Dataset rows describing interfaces
= = = =

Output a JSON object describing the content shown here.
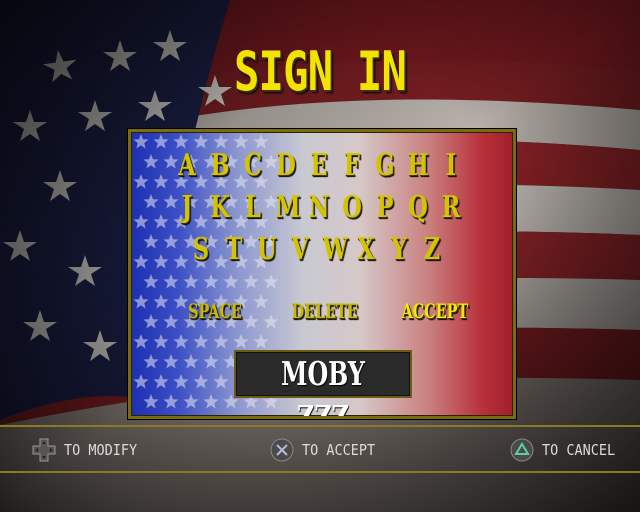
{
  "screen": {
    "title": "SIGN IN"
  },
  "keyboard": {
    "rows": [
      [
        "A",
        "B",
        "C",
        "D",
        "E",
        "F",
        "G",
        "H",
        "I"
      ],
      [
        "J",
        "K",
        "L",
        "M",
        "N",
        "O",
        "P",
        "Q",
        "R"
      ],
      [
        "S",
        "T",
        "U",
        "V",
        "W",
        "X",
        "Y",
        "Z"
      ]
    ],
    "commands": {
      "space": "SPACE",
      "delete": "DELETE",
      "accept": "ACCEPT"
    },
    "selected_command": "accept"
  },
  "name_entry": {
    "value": "MOBY ZZZ"
  },
  "footer": {
    "modify": {
      "icon": "dpad-icon",
      "label": "TO MODIFY"
    },
    "accept": {
      "icon": "cross-button-icon",
      "label": "TO ACCEPT"
    },
    "cancel": {
      "icon": "triangle-button-icon",
      "label": "TO CANCEL"
    }
  },
  "colors": {
    "title": "#f2e400",
    "letters": "#d3c300",
    "highlight": "#f2ea00",
    "frame": "#7a6a10"
  }
}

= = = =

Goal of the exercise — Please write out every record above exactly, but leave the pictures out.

Completed exercise —
Output a JSON object describing the content shown here.
{
  "screen": {
    "title": "SIGN IN"
  },
  "keyboard": {
    "rows": [
      [
        "A",
        "B",
        "C",
        "D",
        "E",
        "F",
        "G",
        "H",
        "I"
      ],
      [
        "J",
        "K",
        "L",
        "M",
        "N",
        "O",
        "P",
        "Q",
        "R"
      ],
      [
        "S",
        "T",
        "U",
        "V",
        "W",
        "X",
        "Y",
        "Z"
      ]
    ],
    "commands": {
      "space": "SPACE",
      "delete": "DELETE",
      "accept": "ACCEPT"
    },
    "selected_command": "accept"
  },
  "name_entry": {
    "value": "MOBY ZZZ"
  },
  "footer": {
    "modify": {
      "icon": "dpad-icon",
      "label": "TO MODIFY"
    },
    "accept": {
      "icon": "cross-button-icon",
      "label": "TO ACCEPT"
    },
    "cancel": {
      "icon": "triangle-button-icon",
      "label": "TO CANCEL"
    }
  },
  "colors": {
    "title": "#f2e400",
    "letters": "#d3c300",
    "highlight": "#f2ea00",
    "frame": "#7a6a10"
  }
}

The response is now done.